39. Underwood RA, Gibran NS, Muffley LA, Usui ML, Olerud JE. Color subtractive-computer-assisted image analysis for quantification of cutaneous nerves in a diabetic mouse model. J Histochem Cytochem. 2001;49:1285–1291. [PubMed]
40. Roy S, et al. Transcriptome-wide analysis of blood vessels laser captured from human skin and chronic wound-edge tissue. Proc Natl Acad Sci USA. 2007;104:14472–14477. [PMC free article] [PubMed]
41. Aminova LR, et al. Prosurvival and prodeath effects of hypoxia-inducible factor-1alpha stabilization in a murine hippocampal cell line. J Biol Chem. 2005;280:3996–4003. [PubMed]
42. Shilo S, Roy S, Khanna S, Sen CK. Evidence for the involvement of miRNA in redox regulated angiogenic response of human microvascular endothelial cells. Arterioscler Thromb Vasc Biol. 2008;28:471–477. [PubMed]

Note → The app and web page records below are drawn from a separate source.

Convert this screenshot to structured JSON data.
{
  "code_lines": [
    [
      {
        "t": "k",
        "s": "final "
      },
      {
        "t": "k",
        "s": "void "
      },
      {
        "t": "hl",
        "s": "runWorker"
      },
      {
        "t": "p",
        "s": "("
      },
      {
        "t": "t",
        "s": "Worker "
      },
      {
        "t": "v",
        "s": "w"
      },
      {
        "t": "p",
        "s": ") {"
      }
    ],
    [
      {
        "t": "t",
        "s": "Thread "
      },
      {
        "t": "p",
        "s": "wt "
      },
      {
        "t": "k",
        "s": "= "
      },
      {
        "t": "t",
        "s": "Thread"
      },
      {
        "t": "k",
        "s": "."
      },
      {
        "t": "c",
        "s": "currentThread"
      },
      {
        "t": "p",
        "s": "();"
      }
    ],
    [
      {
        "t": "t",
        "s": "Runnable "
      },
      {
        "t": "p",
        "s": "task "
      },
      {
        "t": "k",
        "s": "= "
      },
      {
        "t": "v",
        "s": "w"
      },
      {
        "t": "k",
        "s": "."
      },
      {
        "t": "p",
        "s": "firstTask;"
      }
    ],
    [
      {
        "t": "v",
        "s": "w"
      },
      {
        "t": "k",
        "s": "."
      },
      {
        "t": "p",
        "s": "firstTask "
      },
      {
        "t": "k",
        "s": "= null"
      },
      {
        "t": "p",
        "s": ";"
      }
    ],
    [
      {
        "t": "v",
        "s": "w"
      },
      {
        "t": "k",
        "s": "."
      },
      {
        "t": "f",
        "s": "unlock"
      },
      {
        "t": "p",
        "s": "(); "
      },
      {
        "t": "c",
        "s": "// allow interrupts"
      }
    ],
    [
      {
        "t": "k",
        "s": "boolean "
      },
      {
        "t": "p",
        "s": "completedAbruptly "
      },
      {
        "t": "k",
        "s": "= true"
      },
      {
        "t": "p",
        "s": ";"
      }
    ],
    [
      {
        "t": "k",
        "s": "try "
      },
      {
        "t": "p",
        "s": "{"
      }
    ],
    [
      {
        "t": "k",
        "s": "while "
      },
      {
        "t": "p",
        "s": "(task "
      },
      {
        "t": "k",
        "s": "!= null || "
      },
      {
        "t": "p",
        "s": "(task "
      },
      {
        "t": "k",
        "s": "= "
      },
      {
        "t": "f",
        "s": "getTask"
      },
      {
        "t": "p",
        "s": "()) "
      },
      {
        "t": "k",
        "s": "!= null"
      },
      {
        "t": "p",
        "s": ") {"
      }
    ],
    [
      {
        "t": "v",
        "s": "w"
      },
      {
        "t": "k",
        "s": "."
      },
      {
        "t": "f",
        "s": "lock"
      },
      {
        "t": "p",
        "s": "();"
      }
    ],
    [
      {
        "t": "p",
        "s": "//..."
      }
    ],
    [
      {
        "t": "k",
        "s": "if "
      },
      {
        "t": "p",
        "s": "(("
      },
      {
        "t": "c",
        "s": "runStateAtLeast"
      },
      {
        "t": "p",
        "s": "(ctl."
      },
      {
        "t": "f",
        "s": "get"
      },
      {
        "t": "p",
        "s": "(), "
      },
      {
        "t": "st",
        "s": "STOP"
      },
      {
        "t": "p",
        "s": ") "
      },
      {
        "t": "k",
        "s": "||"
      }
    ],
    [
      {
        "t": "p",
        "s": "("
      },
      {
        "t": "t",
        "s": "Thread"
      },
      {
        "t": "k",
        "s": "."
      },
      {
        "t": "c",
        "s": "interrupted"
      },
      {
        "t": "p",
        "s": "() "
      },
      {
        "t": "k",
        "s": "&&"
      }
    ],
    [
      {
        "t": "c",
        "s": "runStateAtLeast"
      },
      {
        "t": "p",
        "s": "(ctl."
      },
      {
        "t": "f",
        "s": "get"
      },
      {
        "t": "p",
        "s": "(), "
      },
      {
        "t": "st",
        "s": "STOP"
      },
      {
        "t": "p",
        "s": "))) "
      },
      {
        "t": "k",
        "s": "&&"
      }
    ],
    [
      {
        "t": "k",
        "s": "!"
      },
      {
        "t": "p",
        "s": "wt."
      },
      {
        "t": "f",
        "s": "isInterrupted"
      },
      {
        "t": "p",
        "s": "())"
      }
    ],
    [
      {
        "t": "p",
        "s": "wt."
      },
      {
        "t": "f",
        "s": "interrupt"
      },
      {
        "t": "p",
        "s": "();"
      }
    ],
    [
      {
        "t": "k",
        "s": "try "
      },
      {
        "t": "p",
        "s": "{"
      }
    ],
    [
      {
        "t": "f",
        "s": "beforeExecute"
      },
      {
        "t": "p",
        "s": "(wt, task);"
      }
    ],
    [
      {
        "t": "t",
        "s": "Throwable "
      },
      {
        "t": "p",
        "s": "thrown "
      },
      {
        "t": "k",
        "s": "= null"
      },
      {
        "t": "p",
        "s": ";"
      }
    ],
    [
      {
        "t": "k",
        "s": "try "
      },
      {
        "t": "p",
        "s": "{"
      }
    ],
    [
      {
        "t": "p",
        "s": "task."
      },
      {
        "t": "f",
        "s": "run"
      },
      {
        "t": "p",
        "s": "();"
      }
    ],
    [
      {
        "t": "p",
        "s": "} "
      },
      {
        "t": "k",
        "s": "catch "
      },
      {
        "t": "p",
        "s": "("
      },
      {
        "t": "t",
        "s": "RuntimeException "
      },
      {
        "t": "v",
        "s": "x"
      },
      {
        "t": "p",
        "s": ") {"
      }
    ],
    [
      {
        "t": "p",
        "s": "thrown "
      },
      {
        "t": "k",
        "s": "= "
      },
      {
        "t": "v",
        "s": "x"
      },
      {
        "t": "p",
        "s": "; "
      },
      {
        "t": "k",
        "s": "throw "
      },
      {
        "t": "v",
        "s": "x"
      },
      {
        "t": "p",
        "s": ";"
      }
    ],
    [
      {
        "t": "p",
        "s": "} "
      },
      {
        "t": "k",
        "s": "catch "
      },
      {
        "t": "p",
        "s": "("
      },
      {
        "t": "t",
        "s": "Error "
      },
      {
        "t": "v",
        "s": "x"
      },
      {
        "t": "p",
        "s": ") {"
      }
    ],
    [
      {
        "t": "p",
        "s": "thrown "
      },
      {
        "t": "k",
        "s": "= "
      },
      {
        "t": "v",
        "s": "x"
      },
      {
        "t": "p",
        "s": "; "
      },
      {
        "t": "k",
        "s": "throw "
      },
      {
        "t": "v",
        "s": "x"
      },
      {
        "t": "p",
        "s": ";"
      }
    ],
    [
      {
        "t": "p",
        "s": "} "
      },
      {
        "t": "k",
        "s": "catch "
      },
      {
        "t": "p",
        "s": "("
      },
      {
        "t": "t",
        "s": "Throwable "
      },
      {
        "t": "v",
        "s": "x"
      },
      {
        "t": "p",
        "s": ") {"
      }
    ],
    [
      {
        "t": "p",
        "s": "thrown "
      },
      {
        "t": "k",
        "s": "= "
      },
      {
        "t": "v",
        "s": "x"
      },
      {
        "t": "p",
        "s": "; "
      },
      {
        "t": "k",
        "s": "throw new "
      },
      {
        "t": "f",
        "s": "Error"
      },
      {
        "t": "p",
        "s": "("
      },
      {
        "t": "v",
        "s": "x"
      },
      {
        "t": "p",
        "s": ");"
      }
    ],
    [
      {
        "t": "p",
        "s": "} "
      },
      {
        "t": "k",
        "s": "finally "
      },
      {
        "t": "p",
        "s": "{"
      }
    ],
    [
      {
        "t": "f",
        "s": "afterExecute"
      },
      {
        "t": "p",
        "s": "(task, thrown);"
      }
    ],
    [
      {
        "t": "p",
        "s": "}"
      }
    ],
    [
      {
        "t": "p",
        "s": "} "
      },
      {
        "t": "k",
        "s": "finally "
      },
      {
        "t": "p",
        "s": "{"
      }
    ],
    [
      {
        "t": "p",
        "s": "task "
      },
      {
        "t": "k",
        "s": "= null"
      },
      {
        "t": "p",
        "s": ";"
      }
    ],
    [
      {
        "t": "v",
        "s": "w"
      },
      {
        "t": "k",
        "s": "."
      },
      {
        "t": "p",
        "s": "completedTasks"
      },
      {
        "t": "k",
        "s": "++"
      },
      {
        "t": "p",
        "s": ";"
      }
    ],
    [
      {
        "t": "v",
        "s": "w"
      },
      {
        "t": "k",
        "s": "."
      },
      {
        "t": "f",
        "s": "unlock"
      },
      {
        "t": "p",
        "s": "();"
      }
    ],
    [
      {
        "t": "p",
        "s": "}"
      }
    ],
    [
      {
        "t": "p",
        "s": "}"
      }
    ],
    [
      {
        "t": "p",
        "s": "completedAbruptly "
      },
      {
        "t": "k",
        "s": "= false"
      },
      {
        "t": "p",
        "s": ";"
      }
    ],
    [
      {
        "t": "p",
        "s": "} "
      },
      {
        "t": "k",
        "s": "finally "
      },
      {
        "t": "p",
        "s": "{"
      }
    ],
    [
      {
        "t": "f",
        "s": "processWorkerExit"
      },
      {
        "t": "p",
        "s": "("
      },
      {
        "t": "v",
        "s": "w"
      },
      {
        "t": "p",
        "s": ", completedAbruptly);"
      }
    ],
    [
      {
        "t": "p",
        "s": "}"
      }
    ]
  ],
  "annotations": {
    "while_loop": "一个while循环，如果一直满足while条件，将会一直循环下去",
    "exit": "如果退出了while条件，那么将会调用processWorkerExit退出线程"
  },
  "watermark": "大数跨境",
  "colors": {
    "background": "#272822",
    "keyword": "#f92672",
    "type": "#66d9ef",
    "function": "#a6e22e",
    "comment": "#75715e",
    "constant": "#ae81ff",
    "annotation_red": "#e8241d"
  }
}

Articles from Proceedings of the National Academy of Sciences of the United States of America are provided here courtesy of National Academy of Sciences
PubReader format: click here to try


Related citations in PubMed

See reviews...See all...

Cited by other articles in PMC

See all...


Recent Activity

Your browsing activity is empty.

Activity recording is turned off.

Turn recording back on

See more...